22. Cordage comprising a plurality of strands compactly assembled with each other, each of said strands comprising a-- plurality of extruded and oriented plastic elements compactly assembled with each other, each of said elements being in the form of a ribbon having a width multiple times its thickness and having a denier of at least the order of 9000, at least some of which plastic elements are formed of a thermoplastic mixture comprising primarily approximately equal amounts of polypropylene and polyethylene.
23. Cordage comprising a plurality of strands compactly assembled with each other, each of said strands comprising a plurality of extruded and oriented plastic elements compactly assembled with each other, each of said elements being in the form of a ribbon having a width multiple times its thickness and having a denier of at least 500, at least some of whichplastic elements are formed of a thermoplastic mixture comprising primarily at least one polyolefin and atleast one thermoplastic of nonolefinic type.
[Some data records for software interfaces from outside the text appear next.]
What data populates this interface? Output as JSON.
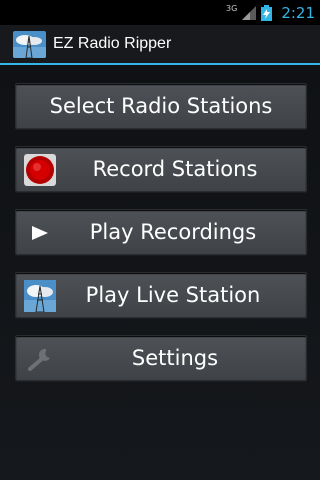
{
  "status_bar": {
    "network_type": "3G",
    "time": "2:21",
    "icons": [
      "signal-icon",
      "battery-charging-icon"
    ]
  },
  "action_bar": {
    "title": "EZ Radio Ripper",
    "icon": "radio-tower-icon"
  },
  "menu": {
    "buttons": [
      {
        "label": "Select Radio Stations",
        "icon": null
      },
      {
        "label": "Record Stations",
        "icon": "record-icon"
      },
      {
        "label": "Play Recordings",
        "icon": "play-icon"
      },
      {
        "label": "Play Live Station",
        "icon": "radio-tower-icon"
      },
      {
        "label": "Settings",
        "icon": "wrench-icon"
      }
    ]
  },
  "colors": {
    "accent": "#33b5e5",
    "background": "#101317",
    "button": "#4a4d51",
    "record_red": "#c00000"
  }
}
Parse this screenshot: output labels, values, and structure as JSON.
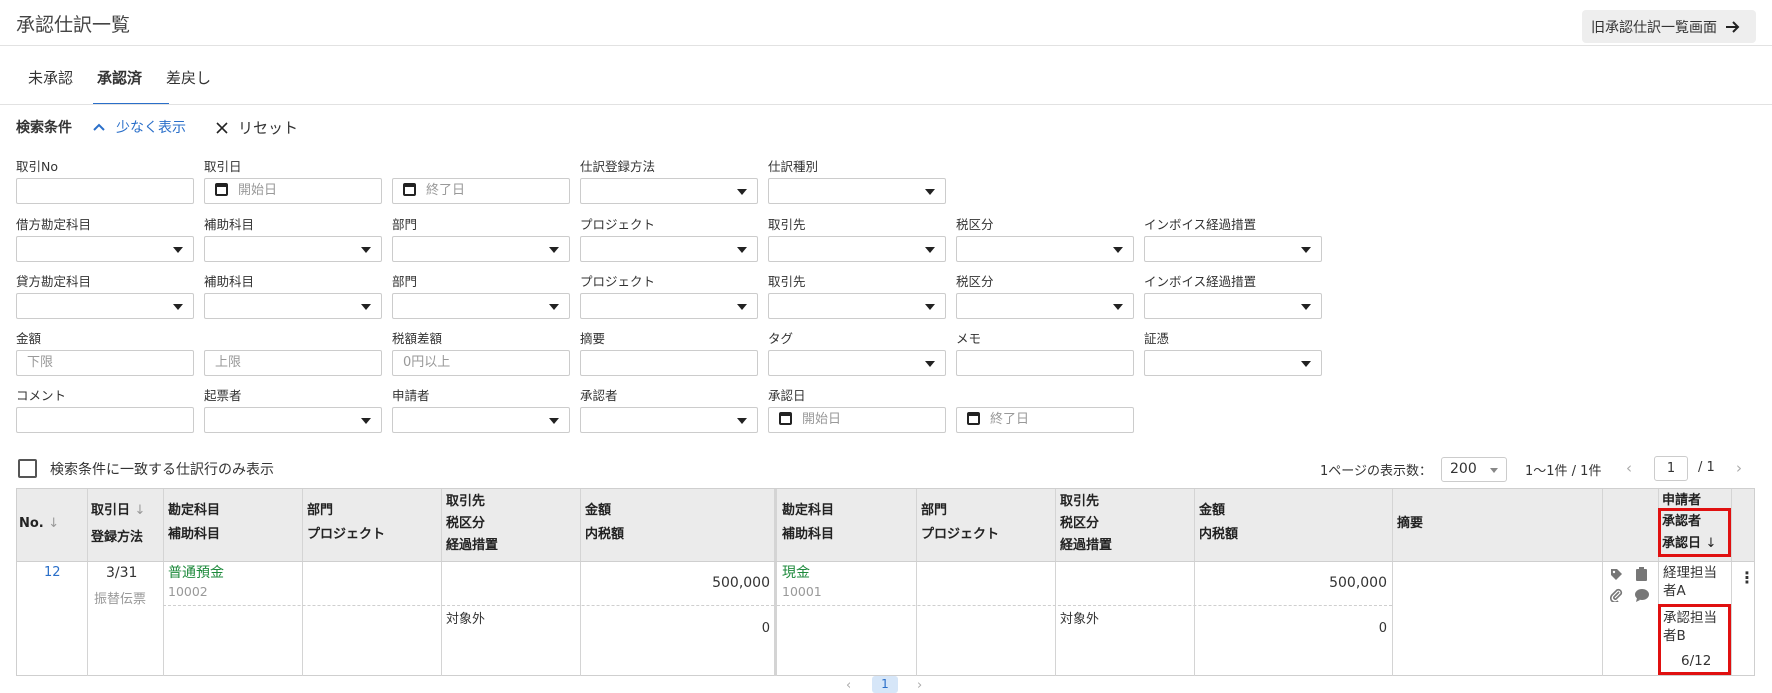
{
  "header": {
    "title": "承認仕訳一覧",
    "old_button_label": "旧承認仕訳一覧画面"
  },
  "tabs": [
    {
      "label": "未承認"
    },
    {
      "label": "承認済",
      "active": true
    },
    {
      "label": "差戻し"
    }
  ],
  "search": {
    "title": "検索条件",
    "less_label": "少なく表示",
    "reset_label": "リセット",
    "labels": {
      "torihiki_no": "取引No",
      "torihiki_date": "取引日",
      "register_method": "仕訳登録方法",
      "journal_type": "仕訳種別",
      "debit_account": "借方勘定科目",
      "sub_account": "補助科目",
      "department": "部門",
      "project": "プロジェクト",
      "partner": "取引先",
      "tax_class": "税区分",
      "invoice": "インボイス経過措置",
      "credit_account": "貸方勘定科目",
      "amount": "金額",
      "tax_diff": "税額差額",
      "summary": "摘要",
      "tag": "タグ",
      "memo": "メモ",
      "evidence": "証憑",
      "comment": "コメント",
      "drafter": "起票者",
      "applicant": "申請者",
      "approver": "承認者",
      "approval_date": "承認日"
    },
    "placeholders": {
      "start_date": "開始日",
      "end_date": "終了日",
      "lower": "下限",
      "upper": "上限",
      "tax_diff": "0円以上"
    }
  },
  "toolbar": {
    "only_matching_label": "検索条件に一致する仕訳行のみ表示",
    "per_page_label": "1ページの表示数：",
    "per_page_value": "200",
    "range_text": "1〜1件 / 1件",
    "page_current": "1",
    "page_total": "/  1"
  },
  "table": {
    "headers": {
      "no": "No.",
      "date": "取引日",
      "method": "登録方法",
      "account": "勘定科目",
      "sub_account": "補助科目",
      "department": "部門",
      "project": "プロジェクト",
      "partner": "取引先",
      "tax_class": "税区分",
      "transition": "経過措置",
      "amount": "金額",
      "tax_included": "内税額",
      "summary": "摘要",
      "applicant": "申請者",
      "approver": "承認者",
      "approval_date": "承認日"
    },
    "sort_arrow": "↓",
    "row": {
      "no": "12",
      "date": "3/31",
      "method": "振替伝票",
      "debit_account": "普通預金",
      "debit_code": "10002",
      "debit_amount": "500,000",
      "debit_tax_class": "対象外",
      "debit_tax": "0",
      "credit_account": "現金",
      "credit_code": "10001",
      "credit_amount": "500,000",
      "credit_tax_class": "対象外",
      "credit_tax": "0",
      "applicant_line1": "経理担当",
      "applicant_line2": "者A",
      "approver_line1": "承認担当",
      "approver_line2": "者B",
      "approval_date": "6/12"
    }
  },
  "pagination_bottom": {
    "current": "1"
  }
}
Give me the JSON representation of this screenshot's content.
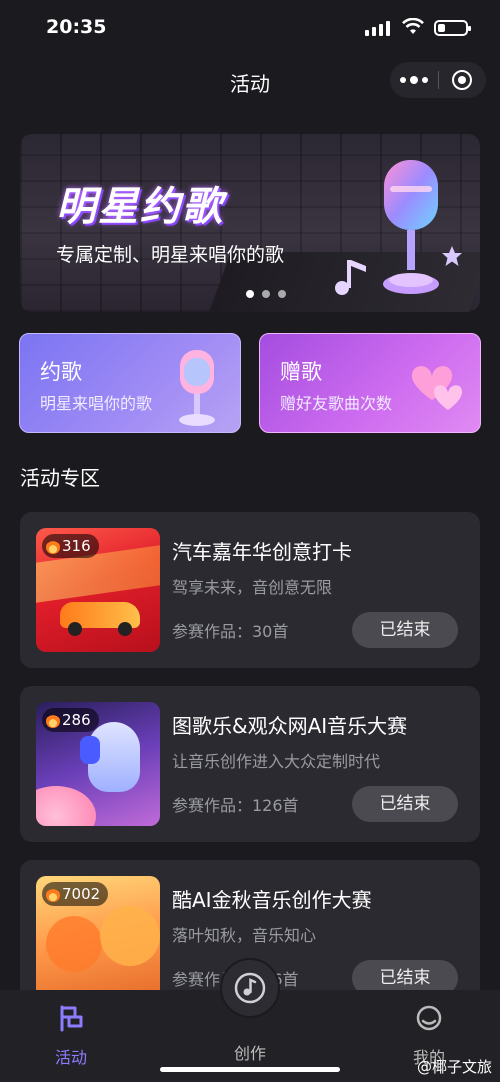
{
  "status_bar": {
    "time": "20:35"
  },
  "navbar": {
    "title": "活动"
  },
  "banner": {
    "headline": "明星约歌",
    "subtitle": "专属定制、明星来唱你的歌",
    "pages": 3,
    "active_page": 1
  },
  "quick_cards": [
    {
      "title": "约歌",
      "subtitle": "明星来唱你的歌"
    },
    {
      "title": "赠歌",
      "subtitle": "赠好友歌曲次数"
    }
  ],
  "section_title": "活动专区",
  "activities": [
    {
      "hot": "316",
      "name": "汽车嘉年华创意打卡",
      "desc": "驾享未来，音创意无限",
      "count": "参赛作品：30首",
      "status": "已结束"
    },
    {
      "hot": "286",
      "name": "图歌乐&观众网AI音乐大赛",
      "desc": "让音乐创作进入大众定制时代",
      "count": "参赛作品：126首",
      "status": "已结束"
    },
    {
      "hot": "7002",
      "name": "酷AI金秋音乐创作大赛",
      "desc": "落叶知秋，音乐知心",
      "count": "参赛作品：306首",
      "status": "已结束"
    }
  ],
  "tabbar": {
    "items": [
      "活动",
      "创作",
      "我的"
    ],
    "active": "活动"
  },
  "watermark": "@椰子文旅",
  "colors": {
    "accent": "#8c7cff",
    "background": "#1a1a1f",
    "card": "#2a2a30"
  }
}
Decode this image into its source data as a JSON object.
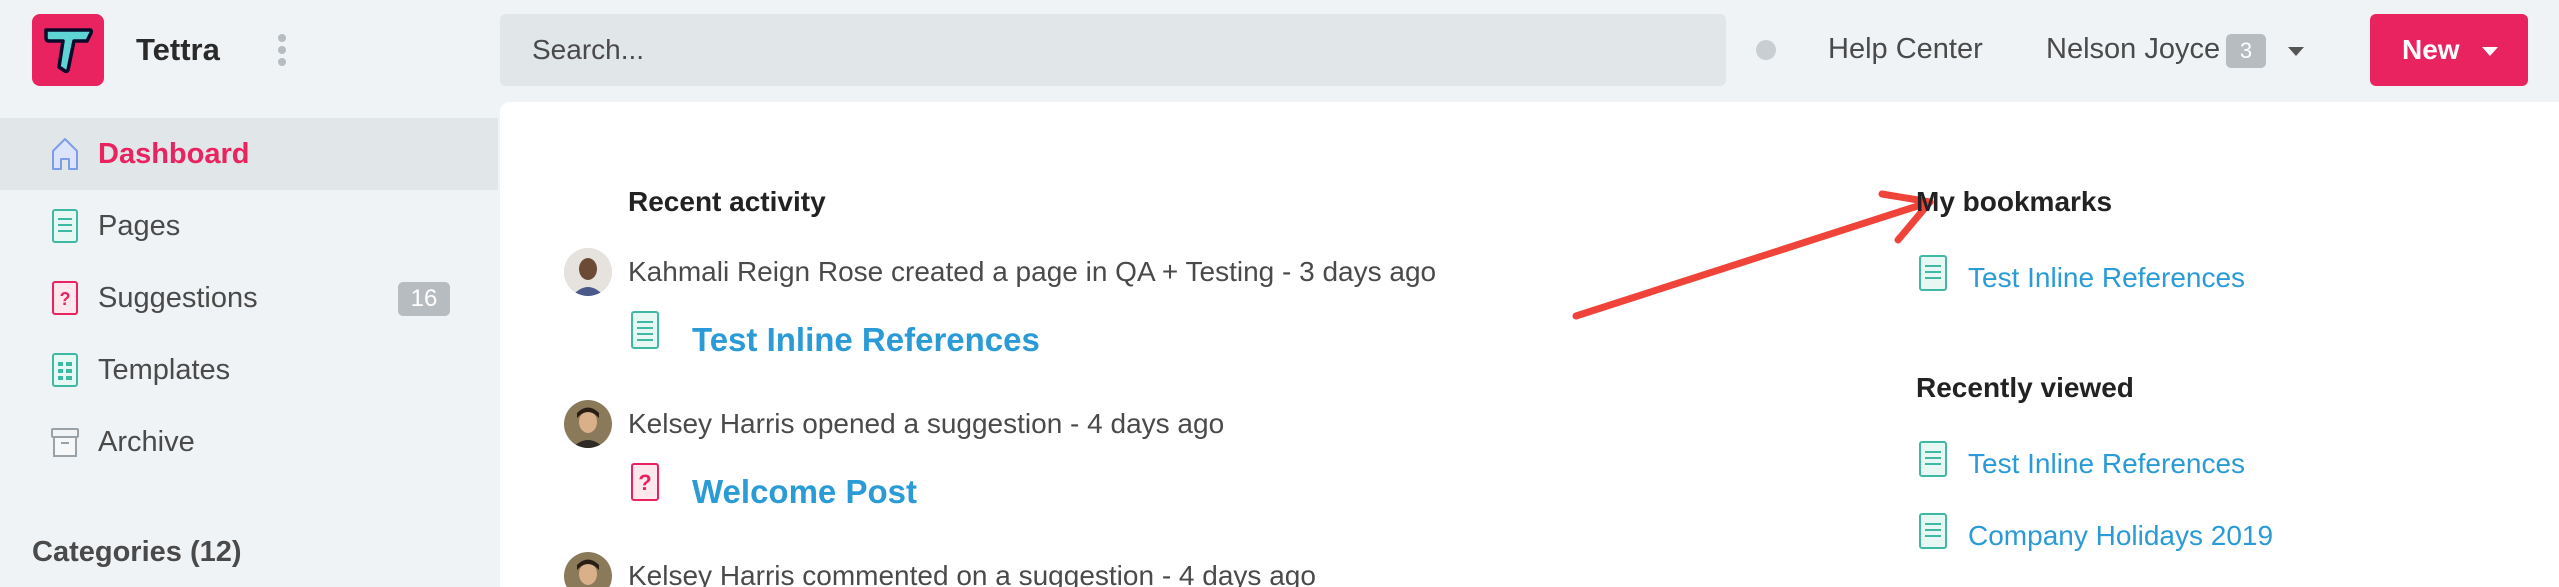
{
  "app": {
    "name": "Tettra"
  },
  "search": {
    "placeholder": "Search..."
  },
  "header": {
    "help_label": "Help Center",
    "user_name": "Nelson Joyce",
    "user_count": "3",
    "new_label": "New"
  },
  "sidebar": {
    "items": [
      {
        "label": "Dashboard",
        "icon": "home-icon",
        "active": true
      },
      {
        "label": "Pages",
        "icon": "page-icon"
      },
      {
        "label": "Suggestions",
        "icon": "question-icon",
        "count": "16"
      },
      {
        "label": "Templates",
        "icon": "template-icon"
      },
      {
        "label": "Archive",
        "icon": "archive-icon"
      }
    ],
    "categories_label": "Categories (12)"
  },
  "activity": {
    "title": "Recent activity",
    "items": [
      {
        "text": "Kahmali Reign Rose created a page in QA + Testing - 3 days ago",
        "link": "Test Inline References",
        "icon": "page-icon"
      },
      {
        "text": "Kelsey Harris opened a suggestion - 4 days ago",
        "link": "Welcome Post",
        "icon": "question-icon"
      },
      {
        "text": "Kelsey Harris commented on a suggestion - 4 days ago"
      }
    ]
  },
  "bookmarks": {
    "title": "My bookmarks",
    "items": [
      {
        "label": "Test Inline References"
      }
    ]
  },
  "recent": {
    "title": "Recently viewed",
    "items": [
      {
        "label": "Test Inline References"
      },
      {
        "label": "Company Holidays 2019"
      }
    ]
  },
  "colors": {
    "brand": "#e8235f",
    "link": "#2a9bd6",
    "annotation_arrow": "#f0443a",
    "page_icon": "#3fb8a4"
  }
}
24. Cordage comprising a plurality of strands compactly assembled with each other, each of said strands comprising a plurality of extruded and oriented plastic elements compactly assembled with each other, each of said elements being in the form of a ribbon having a width multiple times its thickness and having a denier of at least the order of 9000, at least some of which plastic elements are formed of a thermoplastic mixture comprising primarily at least one polyolefin and at least one thermoplastic of non-olefinic type.
References Cited in the file of this patent UNITED STATES PATENTS 2,382,355 Warren Aug. 14, 1945 2,385,890 Spanagel Oct. 2, 1945 2,694,606 Etzkorn Nov. 16, 1954 2,945,739 Lehmicke July 19, 1960 2,959,839 Craig Nov. 15, 1960 2,991,147 Thomas July 4, 1961 3,015,150 Fior Jan. 2, 1962 3,039,174 Radow et al June 19, 1962 FOREIGN PATENTS 861,114 Great Britain Feb. 15, 1961